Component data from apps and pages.
——————
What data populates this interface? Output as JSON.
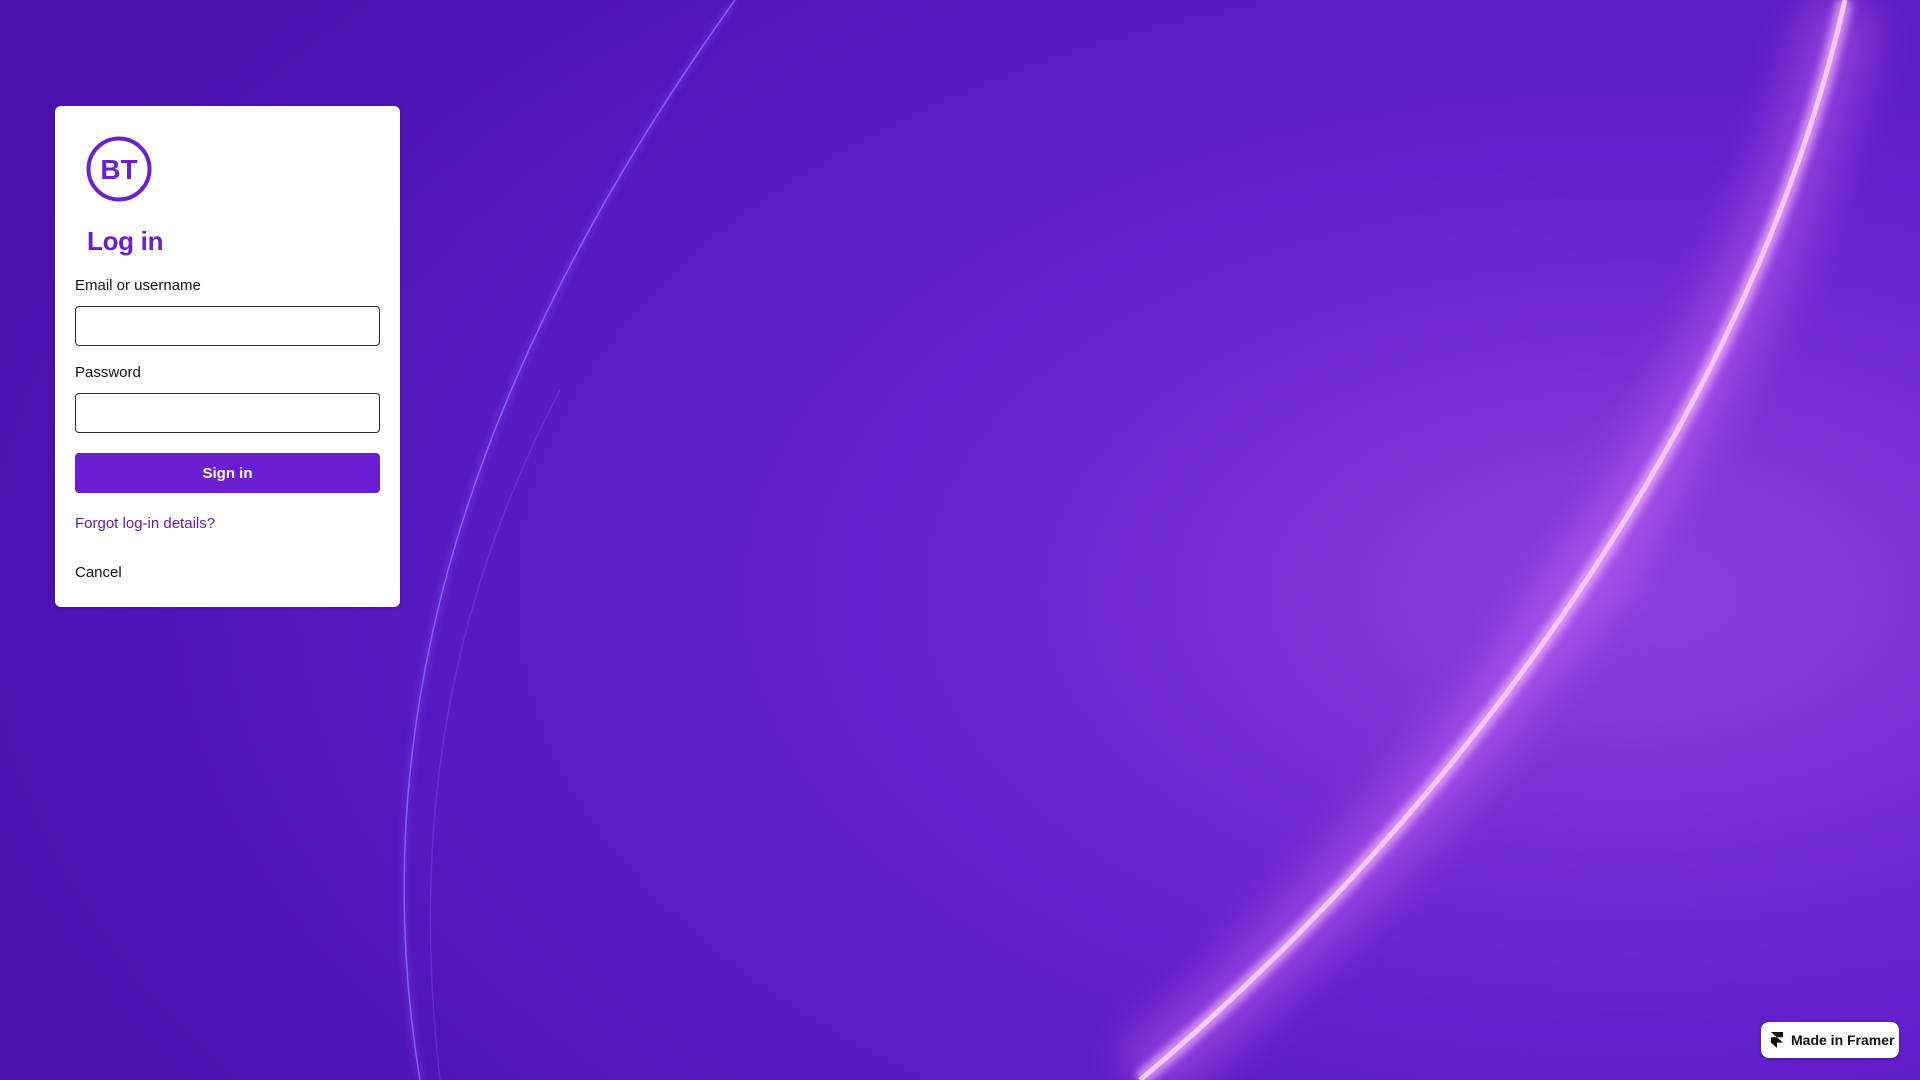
{
  "brand": {
    "logo_text": "BT",
    "accent_color": "#6b20c9",
    "button_color": "#6b1dd1",
    "background_color": "#4f12b8"
  },
  "login": {
    "title": "Log in",
    "email_label": "Email or username",
    "email_value": "",
    "password_label": "Password",
    "password_value": "",
    "sign_in_label": "Sign in",
    "forgot_label": "Forgot log-in details?",
    "cancel_label": "Cancel"
  },
  "badge": {
    "label": "Made in Framer",
    "icon": "framer-icon"
  }
}
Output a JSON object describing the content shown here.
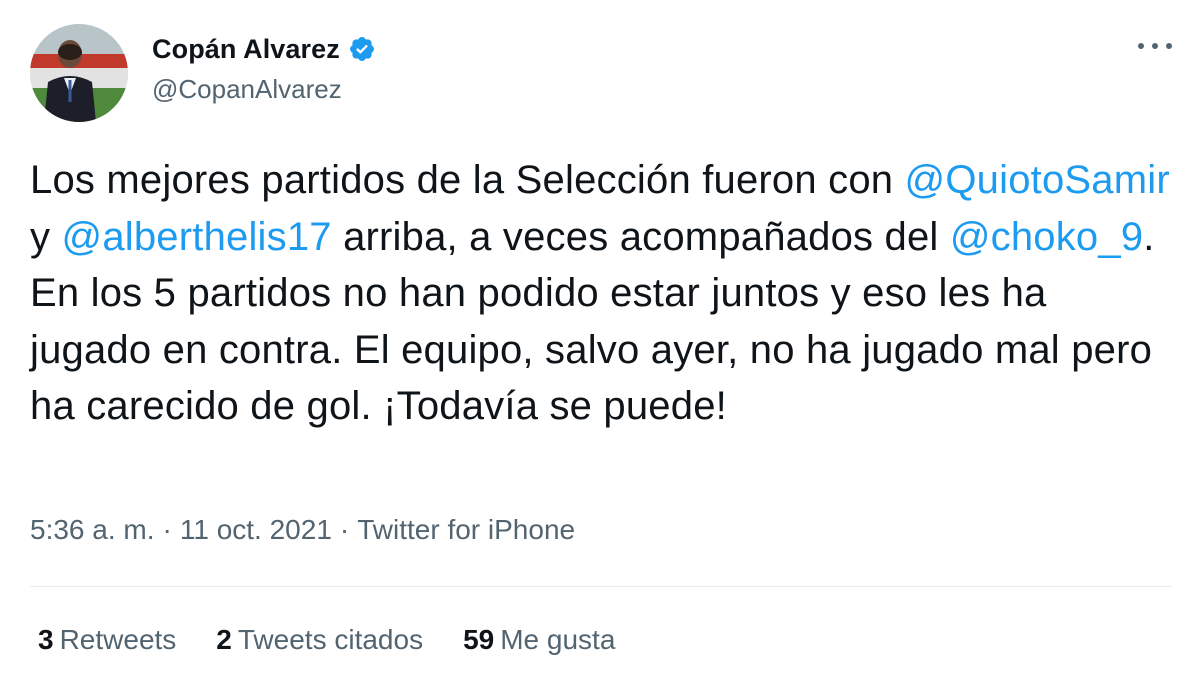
{
  "author": {
    "display_name": "Copán Alvarez",
    "handle": "@CopanAlvarez",
    "verified": true,
    "verified_icon": "verified-badge-icon",
    "avatar_icon": "profile-avatar"
  },
  "menu": {
    "icon": "more-dots-icon"
  },
  "tweet": {
    "segments": [
      {
        "type": "text",
        "value": "Los mejores partidos de la Selección fueron con "
      },
      {
        "type": "mention",
        "value": "@QuiotoSamir"
      },
      {
        "type": "text",
        "value": " y "
      },
      {
        "type": "mention",
        "value": "@alberthelis17"
      },
      {
        "type": "text",
        "value": " arriba, a veces acompañados del "
      },
      {
        "type": "mention",
        "value": "@choko_9"
      },
      {
        "type": "text",
        "value": ". En los 5 partidos no han podido estar juntos y eso les ha jugado en contra. El equipo, salvo ayer, no ha jugado mal pero ha carecido de gol. ¡Todavía se puede!"
      }
    ]
  },
  "meta": {
    "time": "5:36 a. m.",
    "separator": "·",
    "date": "11 oct. 2021",
    "source": "Twitter for iPhone"
  },
  "stats": {
    "retweets_count": "3",
    "retweets_label": "Retweets",
    "quotes_count": "2",
    "quotes_label": "Tweets citados",
    "likes_count": "59",
    "likes_label": "Me gusta"
  },
  "colors": {
    "accent": "#1d9bf0",
    "text": "#0f1419",
    "secondary": "#536471",
    "divider": "#e6ecf0"
  }
}
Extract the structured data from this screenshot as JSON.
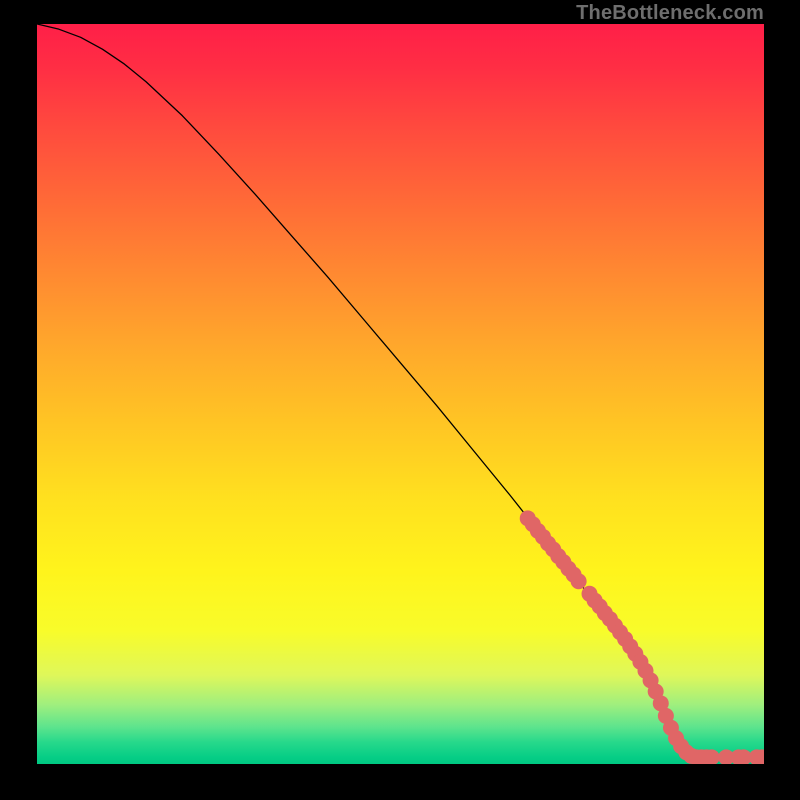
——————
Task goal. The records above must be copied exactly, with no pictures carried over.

Solution.
What data populates this interface? Output as JSON.
{
  "brand": {
    "logo_text": "BT",
    "accent_color": "#6b20c9",
    "button_color": "#6b1dd1",
    "background_color": "#4f12b8"
  },
  "login": {
    "title": "Log in",
    "email_label": "Email or username",
    "email_value": "",
    "password_label": "Password",
    "password_value": "",
    "sign_in_label": "Sign in",
    "forgot_label": "Forgot log-in details?",
    "cancel_label": "Cancel"
  },
  "badge": {
    "label": "Made in Framer",
    "icon": "framer-icon"
  }
}
Output a JSON object describing the content shown here.
{
  "author": {
    "display_name": "Copán Alvarez",
    "handle": "@CopanAlvarez",
    "verified": true,
    "verified_icon": "verified-badge-icon",
    "avatar_icon": "profile-avatar"
  },
  "menu": {
    "icon": "more-dots-icon"
  },
  "tweet": {
    "segments": [
      {
        "type": "text",
        "value": "Los mejores partidos de la Selección fueron con "
      },
      {
        "type": "mention",
        "value": "@QuiotoSamir"
      },
      {
        "type": "text",
        "value": " y "
      },
      {
        "type": "mention",
        "value": "@alberthelis17"
      },
      {
        "type": "text",
        "value": " arriba, a veces acompañados del "
      },
      {
        "type": "mention",
        "value": "@choko_9"
      },
      {
        "type": "text",
        "value": ". En los 5 partidos no han podido estar juntos y eso les ha jugado en contra. El equipo, salvo ayer, no ha jugado mal pero ha carecido de gol. ¡Todavía se puede!"
      }
    ]
  },
  "meta": {
    "time": "5:36 a. m.",
    "separator": "·",
    "date": "11 oct. 2021",
    "source": "Twitter for iPhone"
  },
  "stats": {
    "retweets_count": "3",
    "retweets_label": "Retweets",
    "quotes_count": "2",
    "quotes_label": "Tweets citados",
    "likes_count": "59",
    "likes_label": "Me gusta"
  },
  "colors": {
    "accent": "#1d9bf0",
    "text": "#0f1419",
    "secondary": "#536471",
    "divider": "#e6ecf0"
  }
}
Extract the structured data from this screenshot as JSON.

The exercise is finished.